Back in March, Michigan funk outfit Vulfpeck hatched a pretty ingenious idea to fund their upcoming U.S. tour: upload a silent album to Spotify. Meant to be played whilst listeners slumber, the aptly entitled Sleepify was a silly idea that’s actually rooted in some damn fine logic.
The 10-track effort is just five minutes long, meaning one person can stream the entire album 96 times over an average eight hour’s of sleep. Since just 800 streams generates $4 ($0.005 cents per play), the band needed the album to be streamed 4 million times to reach their end-goal of $20,000. That’s equals out to one night’s worth of streaming for 41,667 people, a fairly feasible goal given Spotify’s 24 million active users.
Wouldn’t you know it, the entire plan actually worked and the band raised the $20,000 in rather short order. (In fact, they generated over 5.4 million streams, securing a slightly larger $30,000.) However, their mighty triumph ends with a rather nasty little asterisk, as Spotify has removed the album entirely from its catalog.
Originally, the $4 billion juggernaut that is Spotify played along with the idea, telling Digiday, “This is a clever stunt, but we prefer Vulfpeck’s earlier albums.
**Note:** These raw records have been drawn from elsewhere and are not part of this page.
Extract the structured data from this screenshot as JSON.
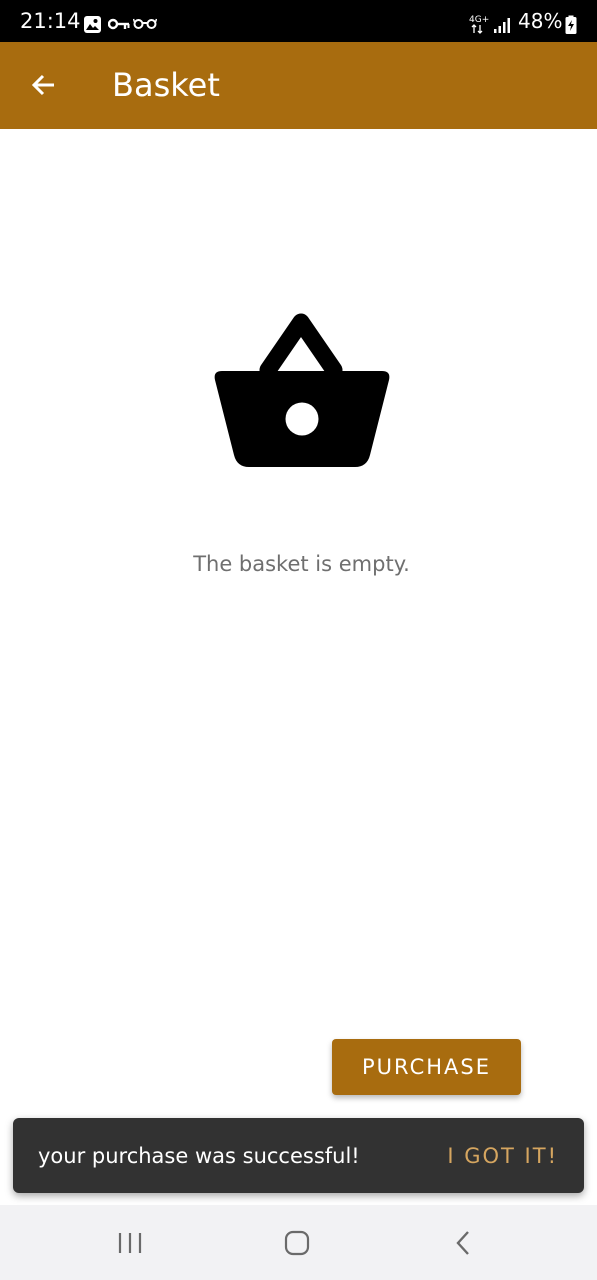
{
  "status_bar": {
    "time": "21:14",
    "network": "4G+",
    "battery": "48%"
  },
  "app_bar": {
    "title": "Basket",
    "background_color": "#a86c0f"
  },
  "main": {
    "empty_icon": "basket-icon",
    "empty_message": "The basket is empty."
  },
  "purchase_button": {
    "label": "PURCHASE"
  },
  "snackbar": {
    "message": "your purchase was successful!",
    "action": "I GOT IT!",
    "action_color": "#d6a660"
  },
  "nav_bar": {
    "icons": [
      "recent-apps-icon",
      "home-icon",
      "back-icon"
    ]
  }
}
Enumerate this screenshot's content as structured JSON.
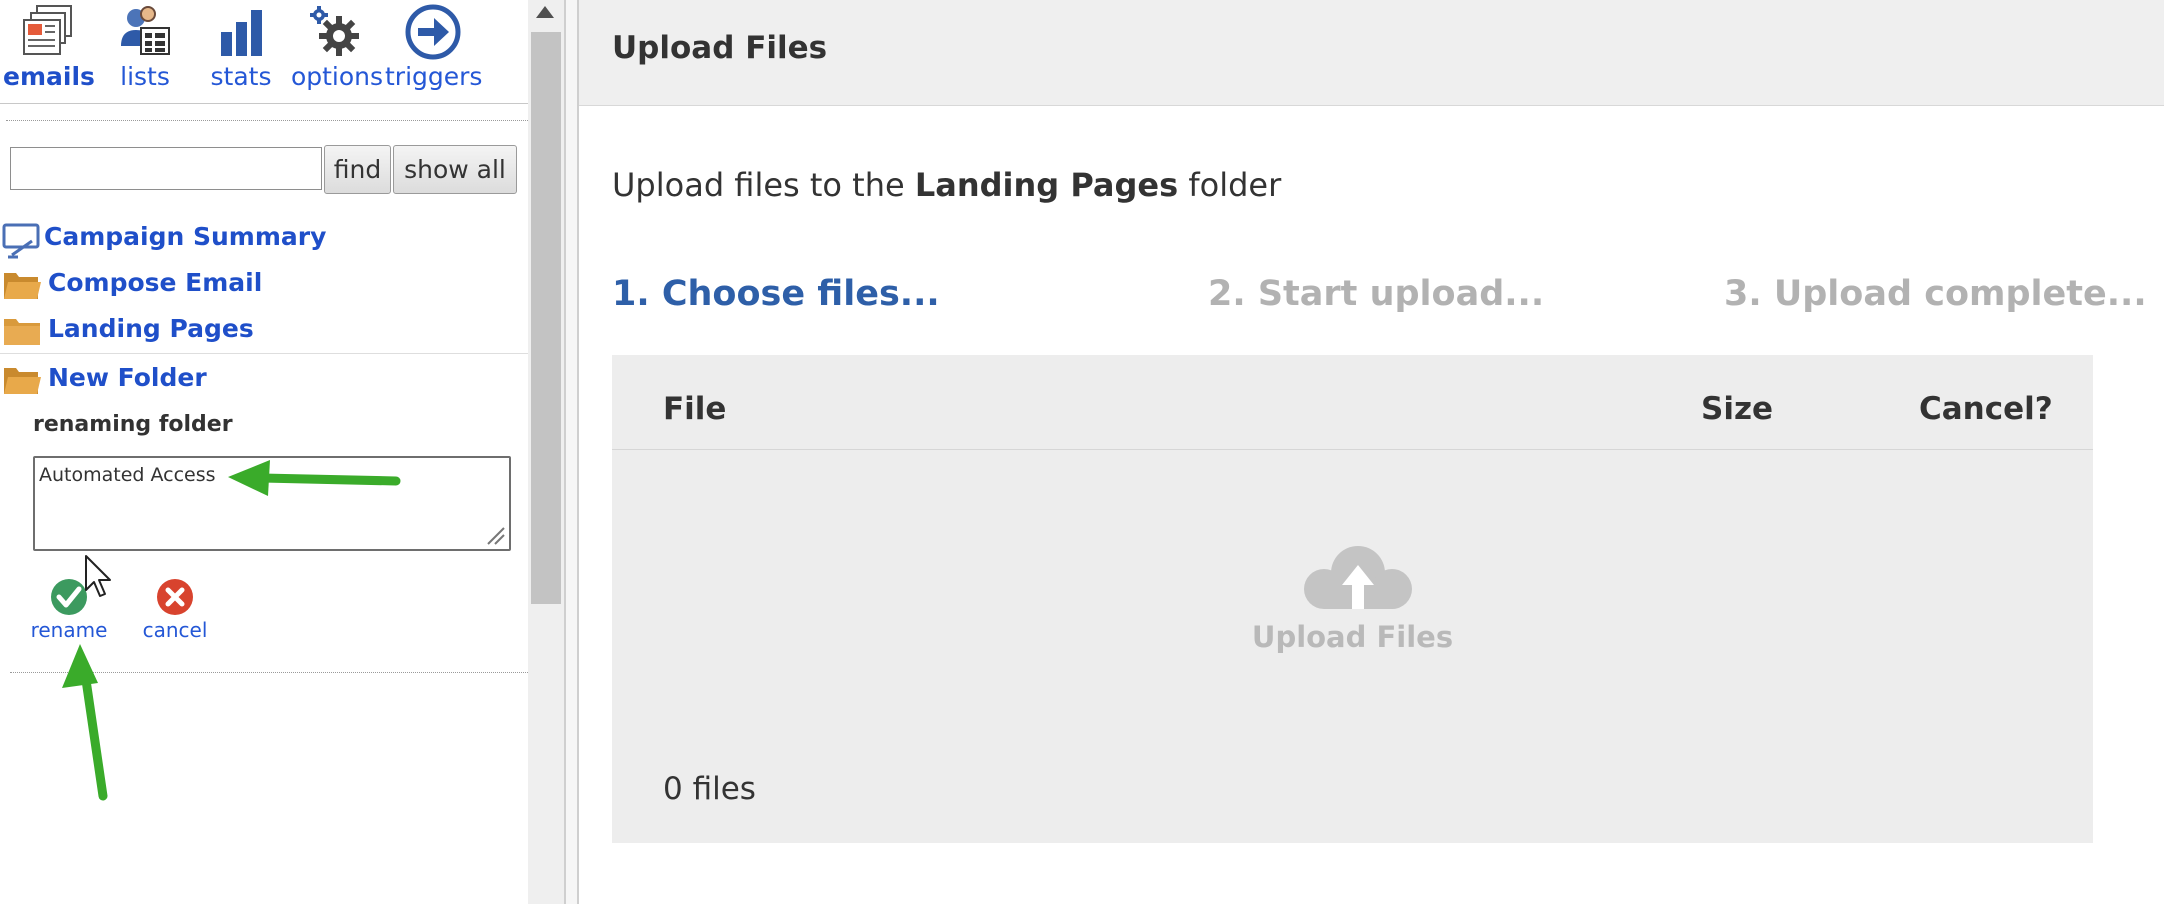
{
  "nav": [
    {
      "label": "emails",
      "icon": "emails-icon"
    },
    {
      "label": "lists",
      "icon": "lists-icon"
    },
    {
      "label": "stats",
      "icon": "stats-icon"
    },
    {
      "label": "options",
      "icon": "options-gear-icon"
    },
    {
      "label": "triggers",
      "icon": "triggers-arrow-icon"
    }
  ],
  "search": {
    "value": "",
    "placeholder": "",
    "find_label": "find",
    "show_all_label": "show all"
  },
  "tree": {
    "items": [
      {
        "label": "Campaign Summary",
        "icon": "campaign-summary-icon"
      },
      {
        "label": "Compose Email",
        "icon": "folder-open-icon"
      },
      {
        "label": "Landing Pages",
        "icon": "folder-icon"
      },
      {
        "label": "New Folder",
        "icon": "folder-open-icon"
      }
    ]
  },
  "rename": {
    "title": "renaming folder",
    "value": "Automated Access",
    "rename_label": "rename",
    "cancel_label": "cancel"
  },
  "main": {
    "header_title": "Upload Files",
    "intro_prefix": "Upload files to the",
    "intro_folder": "Landing Pages",
    "intro_suffix": "folder",
    "steps": [
      "1. Choose files...",
      "2. Start upload...",
      "3. Upload complete..."
    ],
    "columns": {
      "file": "File",
      "size": "Size",
      "cancel": "Cancel?"
    },
    "drop_label": "Upload Files",
    "file_count": "0 files"
  },
  "colors": {
    "link_blue": "#1f4fc9",
    "step_active": "#2e5fa8",
    "step_inactive": "#b2b2b2",
    "annotation_arrow": "#3aab2a",
    "confirm_green": "#3c9a5f",
    "cancel_red": "#d8432e"
  }
}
Sleepify seems derivative of John Cage’s work.” Now, though, the company has changed its tune and has removed Vulfpeck’s album from its server.
When the band didn’t adhere to a formal request to take down the album late last month, Spotify did it for them. “The gist of it was while they enjoyed Sleepify and thought it was funny and clever, it violated their terms of content,” band spokesman Jack Stratton told The Verge.
In a separate interview with Vice, Stratton said he believes Spotify “panicked when they realized someone was actually making money from the music.” So, that begs the question, does the band actually get the money they’ve generated? “My guess is we will,” Stratton said. “Spotify pays two months after the listen. So we’ll know in May sometime.”
Despite Spotify’s actions, Stratton said the band hasn’t been turned off by the power of streaming. “As a user of the service, I’m a fan,” Stratton explained. “I make a joke in the Sleepify video about how Spotify will throw in the history of recorded music if you sign up for Sleepify. As a band though, you have to be practicing yoga and eating grass-fed butter to face the coldness of the free market.”
In fact, to prove they’re still faithful Spotify users, the band recently uploaded a new EP, Official Statement, which lends further insight into the situation. Stream it here. Ya know, until it gets taken down by those Spotify fat cats.
Below, revisit Vulfpeck’s original video pitch for Sleepify.